For two and a half days, I did not have electricity.
I was pretty bitter.
By mid-day two, I had very little to say in the way of conversation besides, “Can I shower at your house?” or “Do you know someone who will let me shower at their place of residence.” I complained. A lot.
I learned quite a bit in the wake of Irene:
A. I am not resourceful. Unless you count qualifying four water bottles as a “shower.”
A 1/2. I don’t fare well sans coffee.
B. When the hype for a storm surrounds south Jersey and New York City, then fails to entirely live up to that hype, don’t expect the Tri-state area to suddenly know that Sussex County exists. Even if it is slammed by the hurricane that was supposed to be a wimpy tropical storm by the time it reached the north.
C. Everyone thinks that they have it the worst. No matter what.
D. Traffic lights and road lights are gorgeous inventions. You will miss them when they are gone.
But perhaps my most important realization was how CRUCIAL local news really is. Without electricity there is no internet, no TV, no radio, etc. Of course, in this day and age, a great number of people have smart phones that do away with the prospect of being entirely cut off from the world because of some pesky, downed power lines. Then again, not everyone has an iPhone. And eventually, iPhone or no, without electricity to charge such precious devices, that lifeline is going to die. So the paper version of your local news may suddenly awake from its prehistoric status and become a commodity in demand. And even if your iPhone has some sort of super, Duracell bunny resolve, your local news provider will be put to the test, whether electronic or dinosaur.
It’s during a disaster that you can really see whether or not your local news outlet provides you with adequate information –– if it is capable of delivering the most pertinent news to you. I’ll admit that I drove to the nearest gas station (which was also without power) to get my Sunday New York Times (my snobbery weathers many a disaster), but I found myself less engaged. An article about Steve Jobs was great and all, but what I really wanted to know were the answers to the following questions: When would I be able to safely leave Wantage? and Would I have to go to work a mess?
The answer were: probably a month from now and yes. Yes, you will. And you will complain the entire time.
During dire circumstances, straightforward, efficient and thorough reporting become more important than ever. Everyone is so wrapped up in their individual situations that they are looking for news that is tailored specifically to them.
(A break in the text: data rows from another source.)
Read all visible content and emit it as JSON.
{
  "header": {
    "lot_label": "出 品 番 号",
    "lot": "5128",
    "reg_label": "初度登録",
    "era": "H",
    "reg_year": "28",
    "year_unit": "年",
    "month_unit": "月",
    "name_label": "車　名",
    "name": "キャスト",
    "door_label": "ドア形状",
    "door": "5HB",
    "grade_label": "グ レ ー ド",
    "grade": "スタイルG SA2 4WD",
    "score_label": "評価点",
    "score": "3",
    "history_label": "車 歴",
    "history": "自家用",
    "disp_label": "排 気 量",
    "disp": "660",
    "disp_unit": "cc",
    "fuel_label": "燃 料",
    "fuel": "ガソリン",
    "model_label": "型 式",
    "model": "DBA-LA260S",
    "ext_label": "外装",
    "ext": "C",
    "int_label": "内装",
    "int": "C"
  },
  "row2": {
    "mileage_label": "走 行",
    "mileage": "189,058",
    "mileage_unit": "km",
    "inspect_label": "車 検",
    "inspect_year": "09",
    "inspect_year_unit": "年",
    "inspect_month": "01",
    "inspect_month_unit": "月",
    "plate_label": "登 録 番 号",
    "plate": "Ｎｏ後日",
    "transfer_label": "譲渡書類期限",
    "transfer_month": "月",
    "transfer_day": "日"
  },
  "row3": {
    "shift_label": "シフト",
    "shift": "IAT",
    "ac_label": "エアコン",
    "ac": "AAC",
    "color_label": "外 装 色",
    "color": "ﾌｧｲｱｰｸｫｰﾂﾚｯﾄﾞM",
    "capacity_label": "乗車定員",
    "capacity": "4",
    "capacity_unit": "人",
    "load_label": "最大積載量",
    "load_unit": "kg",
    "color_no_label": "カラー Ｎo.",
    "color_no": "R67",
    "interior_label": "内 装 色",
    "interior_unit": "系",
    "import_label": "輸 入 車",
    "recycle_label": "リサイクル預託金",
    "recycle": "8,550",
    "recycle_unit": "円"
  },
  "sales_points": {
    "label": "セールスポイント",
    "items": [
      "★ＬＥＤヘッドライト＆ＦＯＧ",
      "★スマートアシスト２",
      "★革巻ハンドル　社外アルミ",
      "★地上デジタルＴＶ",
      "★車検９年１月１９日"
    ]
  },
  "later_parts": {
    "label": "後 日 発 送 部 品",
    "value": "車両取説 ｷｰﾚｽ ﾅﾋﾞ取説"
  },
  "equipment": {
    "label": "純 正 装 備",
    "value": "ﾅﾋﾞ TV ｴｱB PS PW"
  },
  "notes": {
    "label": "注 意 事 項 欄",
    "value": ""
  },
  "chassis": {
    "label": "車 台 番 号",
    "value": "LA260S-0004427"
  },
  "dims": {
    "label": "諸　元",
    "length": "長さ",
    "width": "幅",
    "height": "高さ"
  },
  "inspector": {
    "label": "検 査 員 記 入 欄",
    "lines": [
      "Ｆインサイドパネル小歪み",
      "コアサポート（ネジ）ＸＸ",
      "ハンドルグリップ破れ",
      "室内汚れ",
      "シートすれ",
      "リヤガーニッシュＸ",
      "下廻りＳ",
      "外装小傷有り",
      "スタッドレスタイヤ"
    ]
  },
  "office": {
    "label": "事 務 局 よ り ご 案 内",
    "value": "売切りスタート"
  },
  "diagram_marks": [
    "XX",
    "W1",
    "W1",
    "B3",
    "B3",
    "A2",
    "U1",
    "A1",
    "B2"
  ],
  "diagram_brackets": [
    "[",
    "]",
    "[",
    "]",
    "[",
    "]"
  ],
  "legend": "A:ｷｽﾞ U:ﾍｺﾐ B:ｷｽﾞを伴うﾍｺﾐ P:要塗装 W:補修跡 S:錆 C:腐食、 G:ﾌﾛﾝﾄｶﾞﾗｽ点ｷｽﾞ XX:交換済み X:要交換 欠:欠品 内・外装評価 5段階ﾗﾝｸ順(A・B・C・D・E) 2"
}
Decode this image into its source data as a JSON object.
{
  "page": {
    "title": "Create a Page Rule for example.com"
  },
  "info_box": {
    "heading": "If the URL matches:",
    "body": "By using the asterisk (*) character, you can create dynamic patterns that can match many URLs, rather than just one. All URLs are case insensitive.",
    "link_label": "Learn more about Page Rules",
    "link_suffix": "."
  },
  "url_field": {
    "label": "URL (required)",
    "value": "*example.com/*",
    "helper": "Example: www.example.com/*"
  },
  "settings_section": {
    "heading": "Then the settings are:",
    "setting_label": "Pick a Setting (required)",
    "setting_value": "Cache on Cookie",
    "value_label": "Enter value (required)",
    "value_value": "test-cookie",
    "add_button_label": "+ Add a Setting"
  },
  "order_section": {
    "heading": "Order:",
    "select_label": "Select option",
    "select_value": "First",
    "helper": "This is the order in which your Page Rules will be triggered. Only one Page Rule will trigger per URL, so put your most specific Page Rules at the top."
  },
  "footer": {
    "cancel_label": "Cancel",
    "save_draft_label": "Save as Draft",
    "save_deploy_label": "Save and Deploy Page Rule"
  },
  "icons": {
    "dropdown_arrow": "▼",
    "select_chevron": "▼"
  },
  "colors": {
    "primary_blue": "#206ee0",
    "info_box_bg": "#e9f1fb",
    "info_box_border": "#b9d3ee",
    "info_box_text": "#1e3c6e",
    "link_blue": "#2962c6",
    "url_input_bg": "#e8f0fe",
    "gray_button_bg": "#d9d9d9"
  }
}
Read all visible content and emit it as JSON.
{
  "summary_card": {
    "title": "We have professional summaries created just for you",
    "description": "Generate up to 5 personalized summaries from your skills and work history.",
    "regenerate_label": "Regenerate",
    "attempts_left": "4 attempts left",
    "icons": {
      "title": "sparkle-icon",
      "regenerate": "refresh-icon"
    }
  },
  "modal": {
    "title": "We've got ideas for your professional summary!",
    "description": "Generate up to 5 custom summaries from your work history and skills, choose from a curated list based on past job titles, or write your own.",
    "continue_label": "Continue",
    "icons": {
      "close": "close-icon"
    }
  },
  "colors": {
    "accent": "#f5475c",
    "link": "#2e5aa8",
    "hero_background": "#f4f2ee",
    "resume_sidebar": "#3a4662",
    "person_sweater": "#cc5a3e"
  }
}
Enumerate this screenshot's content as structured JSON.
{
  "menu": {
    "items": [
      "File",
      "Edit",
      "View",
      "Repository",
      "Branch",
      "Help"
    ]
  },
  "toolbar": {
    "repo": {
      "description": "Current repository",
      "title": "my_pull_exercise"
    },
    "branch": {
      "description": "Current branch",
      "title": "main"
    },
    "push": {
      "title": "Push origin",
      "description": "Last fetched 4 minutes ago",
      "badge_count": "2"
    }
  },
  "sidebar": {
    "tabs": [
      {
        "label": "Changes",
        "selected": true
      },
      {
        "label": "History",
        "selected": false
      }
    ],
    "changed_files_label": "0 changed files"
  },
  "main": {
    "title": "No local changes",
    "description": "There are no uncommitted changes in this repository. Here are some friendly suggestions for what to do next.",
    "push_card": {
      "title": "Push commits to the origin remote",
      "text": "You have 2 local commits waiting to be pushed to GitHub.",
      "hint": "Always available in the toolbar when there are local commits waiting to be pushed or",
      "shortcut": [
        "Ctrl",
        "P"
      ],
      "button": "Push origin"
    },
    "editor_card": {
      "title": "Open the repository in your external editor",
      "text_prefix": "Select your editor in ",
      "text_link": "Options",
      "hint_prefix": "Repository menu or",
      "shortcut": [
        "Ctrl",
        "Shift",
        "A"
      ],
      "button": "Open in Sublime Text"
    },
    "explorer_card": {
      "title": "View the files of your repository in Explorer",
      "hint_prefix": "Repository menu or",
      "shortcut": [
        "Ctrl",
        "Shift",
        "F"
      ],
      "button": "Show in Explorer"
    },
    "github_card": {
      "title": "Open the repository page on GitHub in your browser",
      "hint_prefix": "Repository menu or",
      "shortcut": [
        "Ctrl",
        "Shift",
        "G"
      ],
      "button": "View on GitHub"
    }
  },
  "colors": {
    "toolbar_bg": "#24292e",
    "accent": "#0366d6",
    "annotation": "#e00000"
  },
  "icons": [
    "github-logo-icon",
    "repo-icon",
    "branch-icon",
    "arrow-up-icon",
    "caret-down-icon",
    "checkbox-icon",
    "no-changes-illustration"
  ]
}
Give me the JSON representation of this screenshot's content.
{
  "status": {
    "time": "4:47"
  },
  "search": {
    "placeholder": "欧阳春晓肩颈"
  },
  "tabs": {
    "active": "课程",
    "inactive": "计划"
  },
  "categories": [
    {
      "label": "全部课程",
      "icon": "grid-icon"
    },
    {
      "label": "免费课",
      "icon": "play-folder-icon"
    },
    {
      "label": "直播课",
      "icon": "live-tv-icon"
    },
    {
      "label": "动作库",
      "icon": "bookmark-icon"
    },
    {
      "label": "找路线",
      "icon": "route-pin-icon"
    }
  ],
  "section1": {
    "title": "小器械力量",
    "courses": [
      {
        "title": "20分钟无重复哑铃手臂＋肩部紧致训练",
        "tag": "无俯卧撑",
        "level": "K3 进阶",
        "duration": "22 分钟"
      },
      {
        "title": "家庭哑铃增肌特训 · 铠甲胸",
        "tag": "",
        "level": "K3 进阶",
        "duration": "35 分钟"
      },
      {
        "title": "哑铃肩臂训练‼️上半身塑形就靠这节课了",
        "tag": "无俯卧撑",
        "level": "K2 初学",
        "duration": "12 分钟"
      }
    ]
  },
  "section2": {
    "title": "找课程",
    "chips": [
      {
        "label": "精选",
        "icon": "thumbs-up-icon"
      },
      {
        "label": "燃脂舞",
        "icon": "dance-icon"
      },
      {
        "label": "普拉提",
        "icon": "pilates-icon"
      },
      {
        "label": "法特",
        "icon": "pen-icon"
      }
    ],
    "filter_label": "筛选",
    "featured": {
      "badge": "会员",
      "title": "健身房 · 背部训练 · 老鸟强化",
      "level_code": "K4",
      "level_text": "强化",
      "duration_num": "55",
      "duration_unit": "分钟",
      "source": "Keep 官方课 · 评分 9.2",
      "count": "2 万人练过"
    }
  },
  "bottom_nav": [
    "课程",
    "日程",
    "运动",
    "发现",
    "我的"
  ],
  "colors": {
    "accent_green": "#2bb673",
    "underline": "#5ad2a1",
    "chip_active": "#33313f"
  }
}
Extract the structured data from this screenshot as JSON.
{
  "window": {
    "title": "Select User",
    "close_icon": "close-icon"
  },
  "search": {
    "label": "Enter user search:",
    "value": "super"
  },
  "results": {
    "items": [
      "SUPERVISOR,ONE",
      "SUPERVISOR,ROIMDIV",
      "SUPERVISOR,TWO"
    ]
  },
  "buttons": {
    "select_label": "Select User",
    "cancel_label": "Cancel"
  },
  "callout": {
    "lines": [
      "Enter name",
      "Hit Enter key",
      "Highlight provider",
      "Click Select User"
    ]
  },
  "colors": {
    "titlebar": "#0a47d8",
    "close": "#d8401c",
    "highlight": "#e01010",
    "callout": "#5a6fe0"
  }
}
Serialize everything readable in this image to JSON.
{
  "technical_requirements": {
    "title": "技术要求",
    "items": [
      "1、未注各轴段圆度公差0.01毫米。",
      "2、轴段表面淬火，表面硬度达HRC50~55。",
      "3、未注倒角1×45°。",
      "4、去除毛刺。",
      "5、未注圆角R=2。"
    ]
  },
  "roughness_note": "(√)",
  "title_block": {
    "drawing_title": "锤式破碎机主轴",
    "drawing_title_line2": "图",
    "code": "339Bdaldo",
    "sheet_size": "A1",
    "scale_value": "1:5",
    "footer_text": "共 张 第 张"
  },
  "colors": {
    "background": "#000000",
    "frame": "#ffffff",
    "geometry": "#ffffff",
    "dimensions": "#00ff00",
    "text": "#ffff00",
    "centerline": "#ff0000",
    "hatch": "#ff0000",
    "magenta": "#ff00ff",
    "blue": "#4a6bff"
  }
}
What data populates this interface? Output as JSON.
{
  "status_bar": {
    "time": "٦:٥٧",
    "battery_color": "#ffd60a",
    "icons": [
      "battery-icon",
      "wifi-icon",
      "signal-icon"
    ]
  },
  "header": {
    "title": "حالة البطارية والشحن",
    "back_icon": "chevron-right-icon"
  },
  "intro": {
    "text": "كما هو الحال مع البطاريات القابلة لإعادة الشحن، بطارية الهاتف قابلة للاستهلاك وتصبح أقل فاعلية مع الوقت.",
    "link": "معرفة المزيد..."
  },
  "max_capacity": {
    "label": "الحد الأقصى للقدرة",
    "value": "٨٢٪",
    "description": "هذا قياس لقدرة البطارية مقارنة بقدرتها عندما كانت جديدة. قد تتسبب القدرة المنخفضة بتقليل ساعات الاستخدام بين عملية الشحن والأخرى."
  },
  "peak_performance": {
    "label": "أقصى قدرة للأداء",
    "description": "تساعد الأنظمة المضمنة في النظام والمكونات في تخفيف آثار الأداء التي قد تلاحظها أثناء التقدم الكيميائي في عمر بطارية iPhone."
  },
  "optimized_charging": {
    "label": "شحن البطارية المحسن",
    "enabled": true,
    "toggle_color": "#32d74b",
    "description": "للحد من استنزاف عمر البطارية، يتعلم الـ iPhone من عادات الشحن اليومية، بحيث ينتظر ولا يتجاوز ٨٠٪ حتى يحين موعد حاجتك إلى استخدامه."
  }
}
If they do not receive what they seek, they will look elsewhere. It’s situations like Irene that separate the women from the girls. The rag from the revered.